Jessica Owens holds up a baby bottle of water from her home in Flint, Mich., while attending a hearing on Capitol Hill about Flint's water crisis. PHOTO CREDITS: Molly Riley/AP via NPR
A few recent developments are beginning to bring justice and change to the residents of Flint, MI who have been plagued by contaminated water for years. Back in 2014, the city of Flint began to draw water from the Flint River instead of Detroit in an effort to save money. This change put 100,000 people’s lives at risk as it became immediately apparent to residents that this water was not safe. Many complained about the smell, taste, and dirty appearance of the water, also reporting rashes and hair loss among other concerns.
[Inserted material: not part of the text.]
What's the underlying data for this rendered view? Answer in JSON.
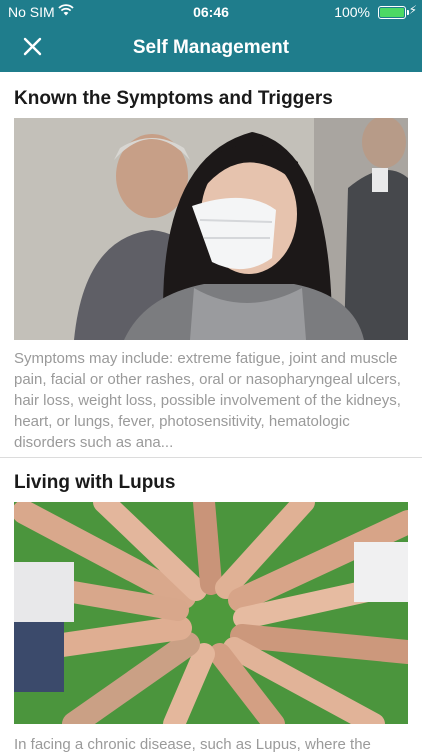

"The families of Flint have experienced a tragic, tragic health and safety crisis for the past three years" ~ Michigan’s Attorney General, Bill Schuette - 6/14/17 press conference
After obtaining national attention for the water crisis last year, forces have come in place to help fight this injustice. Just a few months ago, the State of Michigan agreed to spend $87 million to replace lead pipes in Flint causing the contamination. These funds would allow the state to replace all the pipes by January 2020, which could reach nearly 18,000 homes.
The latest update in Flint has been the charging of involuntary manslaughter upon 5 government officials involved in the water crisis. This has to do with the lack of public warning for an outbreak of Legionnaires' disease (a kind of pneumonia) that killed 12 people and sickened more than 70 in 2014 and 2015.
While these developments are encouraging, it still doesn’t change the fact that Flint residents haven’t had safe, clean drinking water in over 1,000 days. There is still much to be done for justice to be served.
— The King Center (@TheKingCenter) June 10, 2017